Islamabad, Pakistan (CNN)
Pakistan’s Supreme Court has finally acquitted Asia Bibi, a Christian woman, who has been on death row for almost eight years on blasphemy charges. Her daughter (shown picture above) was also deeply moved by the events of the rather tense past period.
Asia Bibi, a mother of five from Punjab province, was convicted of blasphemy in 2010 and sentenced to hang after she was accused of defiling the name of the Prophet Muhammed during an argument the year before with Muslim colleagues.
The workers had refused to drink from a bucket of water Asia had touched because she was not Muslim. At the time, Asia Bibi said the case was a matter of women who didn’t like her “taking revenge.”
She won her appeal against the conviction and subsequent death sentence on Wednesday.
David Curry, CEO of Open Doors USA, an organization that lobbies on behalf of Christian minorities, said in a statement that “we are breathing a sigh of relief today.”
“These charges stemmed from her Christian identity as well as false accusations against her,” he said. “We are hopeful that Pakistan will now take additional steps to offer religious freedom and basic human rights throughout the country.”
A controversal law
Under the Pakistan penal code, the offense of blasphemy is punishable by death or life imprisonment. Widely criticized by international human rights groups, the law has been used disproportionately against minority religious groups in the country and to go after journalists critical of the Pakistani religious establishment.
Her case has attracted widespread outrage and support from Christians worldwide, and condemnation from conservative Islamist groups in Pakistan, who have demanded the death penalty be carried out and threatened widespread protests in the event of her being freed.
The case has been extremely divisive within Pakistani society, splitting liberals and conservatives and leaving even many supporters afraid to speak out on Asia Bibi’s behalf.
However, Islamist movement Tehreek-e Labbaik had previously vowed to take to the streets if Bibi was released.
In 2011, senior politician Salman Taseer was shot dead by his own bodyguard for voicing support for Asia Bibi and condemning the country’s stringent blasphemy laws. His killer, Mumtaz Qadri, immediately surrendered to police and was later executed, becoming a martyr for many hardline Islamists.
At his funeral in 2016, thousands converged on the northern city of Rawalpindi as the Pakistani media was blacked out to prevent riots. Leaders of prominent Islamist political parties attended the funeral as supporters of Qadri carried signs in celebration of his “bravery.”
Qadri’s grave, in the capital city of Islamabad, has since become a shrine for those supporting Asia Bibi’s death sentence.

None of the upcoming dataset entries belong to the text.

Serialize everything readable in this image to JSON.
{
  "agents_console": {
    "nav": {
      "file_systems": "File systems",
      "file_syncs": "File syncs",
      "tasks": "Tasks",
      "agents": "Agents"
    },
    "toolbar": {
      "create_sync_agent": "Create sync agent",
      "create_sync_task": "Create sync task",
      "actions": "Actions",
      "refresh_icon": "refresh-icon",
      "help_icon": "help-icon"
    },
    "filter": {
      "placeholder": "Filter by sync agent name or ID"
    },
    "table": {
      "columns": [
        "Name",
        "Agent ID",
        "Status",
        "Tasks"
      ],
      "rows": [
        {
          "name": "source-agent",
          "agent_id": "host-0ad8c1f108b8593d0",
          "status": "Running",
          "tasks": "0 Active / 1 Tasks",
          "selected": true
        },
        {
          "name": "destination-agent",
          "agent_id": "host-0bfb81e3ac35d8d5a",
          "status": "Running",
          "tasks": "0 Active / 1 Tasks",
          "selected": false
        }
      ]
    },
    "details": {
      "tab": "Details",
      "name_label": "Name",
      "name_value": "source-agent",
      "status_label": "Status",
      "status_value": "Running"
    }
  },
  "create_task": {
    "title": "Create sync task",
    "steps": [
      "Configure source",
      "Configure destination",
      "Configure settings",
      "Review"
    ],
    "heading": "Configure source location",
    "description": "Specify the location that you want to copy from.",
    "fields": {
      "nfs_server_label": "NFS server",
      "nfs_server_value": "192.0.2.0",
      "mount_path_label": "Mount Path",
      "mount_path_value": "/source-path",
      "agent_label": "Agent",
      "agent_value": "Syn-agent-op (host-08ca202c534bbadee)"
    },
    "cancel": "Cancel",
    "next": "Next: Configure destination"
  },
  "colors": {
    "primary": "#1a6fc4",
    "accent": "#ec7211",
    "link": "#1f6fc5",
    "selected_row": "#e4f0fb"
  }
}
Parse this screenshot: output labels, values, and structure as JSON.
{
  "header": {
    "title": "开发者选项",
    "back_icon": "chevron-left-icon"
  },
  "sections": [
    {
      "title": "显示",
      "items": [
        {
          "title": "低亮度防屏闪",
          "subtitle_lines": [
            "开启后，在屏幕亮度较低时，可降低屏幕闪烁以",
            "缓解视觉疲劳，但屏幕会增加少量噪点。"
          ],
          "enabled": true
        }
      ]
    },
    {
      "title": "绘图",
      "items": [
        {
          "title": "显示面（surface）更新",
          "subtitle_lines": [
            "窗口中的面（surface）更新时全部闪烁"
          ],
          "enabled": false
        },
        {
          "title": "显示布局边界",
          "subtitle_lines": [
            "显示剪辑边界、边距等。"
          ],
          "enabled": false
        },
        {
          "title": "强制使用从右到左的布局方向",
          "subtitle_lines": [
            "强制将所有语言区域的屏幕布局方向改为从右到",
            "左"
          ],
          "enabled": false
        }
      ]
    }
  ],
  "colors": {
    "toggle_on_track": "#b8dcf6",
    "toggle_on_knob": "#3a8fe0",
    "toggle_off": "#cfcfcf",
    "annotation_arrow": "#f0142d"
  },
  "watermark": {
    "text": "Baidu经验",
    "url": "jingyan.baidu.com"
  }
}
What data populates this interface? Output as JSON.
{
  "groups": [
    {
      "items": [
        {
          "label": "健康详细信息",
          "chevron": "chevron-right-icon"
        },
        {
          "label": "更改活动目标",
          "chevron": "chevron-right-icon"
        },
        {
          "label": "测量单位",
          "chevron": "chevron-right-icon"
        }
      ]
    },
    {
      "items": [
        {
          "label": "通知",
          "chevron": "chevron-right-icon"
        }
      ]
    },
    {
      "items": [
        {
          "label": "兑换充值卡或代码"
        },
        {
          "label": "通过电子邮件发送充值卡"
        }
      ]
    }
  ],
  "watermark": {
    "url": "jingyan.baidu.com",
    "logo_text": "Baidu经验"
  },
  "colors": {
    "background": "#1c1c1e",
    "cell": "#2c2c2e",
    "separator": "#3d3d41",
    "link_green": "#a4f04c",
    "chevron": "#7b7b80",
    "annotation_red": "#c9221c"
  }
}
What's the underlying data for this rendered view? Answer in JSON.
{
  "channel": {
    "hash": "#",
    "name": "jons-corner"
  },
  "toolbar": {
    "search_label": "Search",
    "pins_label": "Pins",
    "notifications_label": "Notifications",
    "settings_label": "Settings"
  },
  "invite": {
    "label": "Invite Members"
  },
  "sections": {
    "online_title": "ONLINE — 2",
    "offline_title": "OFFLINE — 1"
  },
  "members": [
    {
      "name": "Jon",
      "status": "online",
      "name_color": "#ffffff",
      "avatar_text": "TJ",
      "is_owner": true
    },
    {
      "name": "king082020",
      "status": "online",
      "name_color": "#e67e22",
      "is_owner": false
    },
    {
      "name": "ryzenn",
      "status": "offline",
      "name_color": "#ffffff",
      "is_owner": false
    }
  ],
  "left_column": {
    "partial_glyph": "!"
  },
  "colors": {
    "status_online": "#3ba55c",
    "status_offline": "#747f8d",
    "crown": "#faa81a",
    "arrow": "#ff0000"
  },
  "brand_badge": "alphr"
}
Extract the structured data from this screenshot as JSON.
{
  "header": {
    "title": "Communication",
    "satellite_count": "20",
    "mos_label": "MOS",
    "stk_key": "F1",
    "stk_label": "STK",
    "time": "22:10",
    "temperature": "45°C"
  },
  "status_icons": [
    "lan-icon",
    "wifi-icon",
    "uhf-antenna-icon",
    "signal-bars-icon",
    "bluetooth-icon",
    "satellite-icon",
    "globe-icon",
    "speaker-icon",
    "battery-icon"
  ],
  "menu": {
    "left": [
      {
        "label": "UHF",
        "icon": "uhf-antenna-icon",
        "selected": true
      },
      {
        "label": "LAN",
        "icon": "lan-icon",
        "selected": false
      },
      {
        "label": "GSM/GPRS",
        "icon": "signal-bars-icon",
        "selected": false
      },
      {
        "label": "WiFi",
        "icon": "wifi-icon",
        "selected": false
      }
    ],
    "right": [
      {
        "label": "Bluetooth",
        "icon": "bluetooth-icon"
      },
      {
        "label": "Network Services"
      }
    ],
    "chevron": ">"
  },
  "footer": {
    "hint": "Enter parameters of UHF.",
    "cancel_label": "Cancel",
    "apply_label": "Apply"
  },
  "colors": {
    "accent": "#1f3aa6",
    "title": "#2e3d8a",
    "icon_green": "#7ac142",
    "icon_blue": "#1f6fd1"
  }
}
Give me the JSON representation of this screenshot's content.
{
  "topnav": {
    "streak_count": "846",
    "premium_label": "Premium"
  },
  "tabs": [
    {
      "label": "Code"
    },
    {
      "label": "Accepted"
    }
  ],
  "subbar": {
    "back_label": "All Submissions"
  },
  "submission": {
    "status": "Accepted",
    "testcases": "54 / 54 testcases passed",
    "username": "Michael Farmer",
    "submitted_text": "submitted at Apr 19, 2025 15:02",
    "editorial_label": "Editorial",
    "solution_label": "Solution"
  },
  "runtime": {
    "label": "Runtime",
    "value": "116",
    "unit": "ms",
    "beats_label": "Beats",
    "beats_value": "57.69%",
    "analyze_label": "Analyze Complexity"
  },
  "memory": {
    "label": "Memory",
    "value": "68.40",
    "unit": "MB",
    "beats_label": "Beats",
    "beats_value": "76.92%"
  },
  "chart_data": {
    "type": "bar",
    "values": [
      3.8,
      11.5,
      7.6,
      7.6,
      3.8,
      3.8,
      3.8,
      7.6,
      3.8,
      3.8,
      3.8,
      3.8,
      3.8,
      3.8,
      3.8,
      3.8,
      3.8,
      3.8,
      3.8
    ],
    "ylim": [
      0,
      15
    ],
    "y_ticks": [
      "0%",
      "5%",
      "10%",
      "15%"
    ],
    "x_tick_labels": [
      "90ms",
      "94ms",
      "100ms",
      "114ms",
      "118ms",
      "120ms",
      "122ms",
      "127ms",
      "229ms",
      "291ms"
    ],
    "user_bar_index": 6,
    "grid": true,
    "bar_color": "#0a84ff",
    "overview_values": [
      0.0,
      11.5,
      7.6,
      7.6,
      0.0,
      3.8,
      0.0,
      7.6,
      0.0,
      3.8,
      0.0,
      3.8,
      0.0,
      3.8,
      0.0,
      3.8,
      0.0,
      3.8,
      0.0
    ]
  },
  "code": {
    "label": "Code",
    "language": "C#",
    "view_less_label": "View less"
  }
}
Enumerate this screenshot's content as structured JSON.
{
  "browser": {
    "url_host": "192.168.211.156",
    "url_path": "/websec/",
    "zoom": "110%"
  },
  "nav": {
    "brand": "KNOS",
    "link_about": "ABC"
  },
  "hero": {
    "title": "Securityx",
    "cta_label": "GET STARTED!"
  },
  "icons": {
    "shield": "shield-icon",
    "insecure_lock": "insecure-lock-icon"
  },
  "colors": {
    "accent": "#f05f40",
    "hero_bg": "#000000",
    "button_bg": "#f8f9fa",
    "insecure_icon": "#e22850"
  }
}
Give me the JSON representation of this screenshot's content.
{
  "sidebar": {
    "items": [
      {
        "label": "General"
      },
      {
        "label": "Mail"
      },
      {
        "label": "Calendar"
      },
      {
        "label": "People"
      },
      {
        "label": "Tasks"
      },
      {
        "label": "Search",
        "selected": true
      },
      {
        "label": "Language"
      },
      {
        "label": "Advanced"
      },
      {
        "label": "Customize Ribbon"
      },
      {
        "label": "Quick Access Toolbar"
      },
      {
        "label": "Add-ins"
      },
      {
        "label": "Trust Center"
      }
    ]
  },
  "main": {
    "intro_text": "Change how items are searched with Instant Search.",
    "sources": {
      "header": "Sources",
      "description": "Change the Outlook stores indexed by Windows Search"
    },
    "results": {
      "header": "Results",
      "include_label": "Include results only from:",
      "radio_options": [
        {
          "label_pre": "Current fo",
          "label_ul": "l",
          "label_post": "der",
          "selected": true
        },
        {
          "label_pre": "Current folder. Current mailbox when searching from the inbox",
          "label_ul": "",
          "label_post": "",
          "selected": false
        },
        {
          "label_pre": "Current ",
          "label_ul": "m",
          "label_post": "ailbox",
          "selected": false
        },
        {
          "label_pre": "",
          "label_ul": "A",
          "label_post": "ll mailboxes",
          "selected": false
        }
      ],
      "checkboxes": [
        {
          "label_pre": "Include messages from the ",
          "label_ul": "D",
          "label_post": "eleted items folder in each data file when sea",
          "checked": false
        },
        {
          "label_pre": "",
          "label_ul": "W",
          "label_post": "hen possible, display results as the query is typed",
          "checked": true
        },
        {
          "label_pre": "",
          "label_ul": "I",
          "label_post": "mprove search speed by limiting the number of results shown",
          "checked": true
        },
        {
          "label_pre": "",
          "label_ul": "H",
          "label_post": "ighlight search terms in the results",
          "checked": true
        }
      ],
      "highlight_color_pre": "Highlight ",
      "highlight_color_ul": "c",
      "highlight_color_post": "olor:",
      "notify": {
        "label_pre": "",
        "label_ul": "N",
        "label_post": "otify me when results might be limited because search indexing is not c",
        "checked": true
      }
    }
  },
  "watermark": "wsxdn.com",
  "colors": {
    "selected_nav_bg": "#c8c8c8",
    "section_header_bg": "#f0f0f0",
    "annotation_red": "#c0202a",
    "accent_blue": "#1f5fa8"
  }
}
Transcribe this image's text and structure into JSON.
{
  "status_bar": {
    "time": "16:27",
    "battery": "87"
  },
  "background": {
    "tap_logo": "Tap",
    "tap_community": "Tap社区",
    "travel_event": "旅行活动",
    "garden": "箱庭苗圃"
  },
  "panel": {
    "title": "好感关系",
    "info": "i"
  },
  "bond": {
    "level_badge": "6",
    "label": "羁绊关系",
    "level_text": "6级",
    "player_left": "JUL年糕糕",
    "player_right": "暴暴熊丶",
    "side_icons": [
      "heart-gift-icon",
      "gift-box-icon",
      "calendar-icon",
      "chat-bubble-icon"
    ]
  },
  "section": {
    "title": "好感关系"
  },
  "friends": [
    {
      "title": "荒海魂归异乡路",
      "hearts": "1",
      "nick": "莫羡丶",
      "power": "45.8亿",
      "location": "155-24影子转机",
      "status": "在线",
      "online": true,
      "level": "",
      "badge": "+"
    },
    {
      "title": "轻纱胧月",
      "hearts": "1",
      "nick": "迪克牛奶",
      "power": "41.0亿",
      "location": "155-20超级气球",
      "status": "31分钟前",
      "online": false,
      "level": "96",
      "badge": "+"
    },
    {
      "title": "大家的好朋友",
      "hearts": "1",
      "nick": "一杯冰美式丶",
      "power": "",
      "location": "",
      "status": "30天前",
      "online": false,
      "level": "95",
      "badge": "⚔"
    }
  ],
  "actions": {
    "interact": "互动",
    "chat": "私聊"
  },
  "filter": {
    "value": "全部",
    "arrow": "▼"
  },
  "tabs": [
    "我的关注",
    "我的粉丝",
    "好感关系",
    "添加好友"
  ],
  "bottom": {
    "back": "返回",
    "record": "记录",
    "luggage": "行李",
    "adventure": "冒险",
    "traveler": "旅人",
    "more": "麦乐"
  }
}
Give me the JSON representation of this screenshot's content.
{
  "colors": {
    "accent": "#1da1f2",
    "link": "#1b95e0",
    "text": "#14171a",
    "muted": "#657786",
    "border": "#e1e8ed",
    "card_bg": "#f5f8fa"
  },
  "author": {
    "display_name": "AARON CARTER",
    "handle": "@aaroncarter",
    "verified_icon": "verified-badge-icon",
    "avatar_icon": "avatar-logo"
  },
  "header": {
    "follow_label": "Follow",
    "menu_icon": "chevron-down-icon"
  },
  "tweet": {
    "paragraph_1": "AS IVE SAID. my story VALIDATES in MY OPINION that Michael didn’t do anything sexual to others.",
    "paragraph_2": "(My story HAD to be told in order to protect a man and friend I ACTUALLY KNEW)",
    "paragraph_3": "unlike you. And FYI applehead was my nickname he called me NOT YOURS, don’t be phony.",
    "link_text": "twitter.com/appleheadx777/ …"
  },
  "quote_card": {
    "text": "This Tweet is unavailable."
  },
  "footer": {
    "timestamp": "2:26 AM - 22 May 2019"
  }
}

A religious battle
Outside of Pakistan, Asia Bibi’s case has become a rallying call for many Christians, particularly Catholics.
Catholic charity Aid to the Church in Need (ACN) led prayers for Asia Bibi’s release last week in the UK, at a ceremony attended by her husband Ashiq Masih and daughter, Eisham Ashiq.
“We have prayed 10 years now for our sister, Asia, and I am confident that our prayers will be heard, and the judgment will go in favor of Asia, her family and the entire Pakistani Christian community,” Father Emmanuel Yousaf said in a statement from the group.
The family met with Pope Francis at the Vatican in February, during which the Catholic leader reportedly described Asia Bibi as a “martyr,” according to ACN President Alessandro Mondeduro.
Francis’ predecessor, Pope Benedict, previously called for Asia Bibi’s release.
In her 2012 book “Get Me Out of Here,” Asia Bibi included a letter to her family urging them not to “lose courage or faith in Jesus Christ.”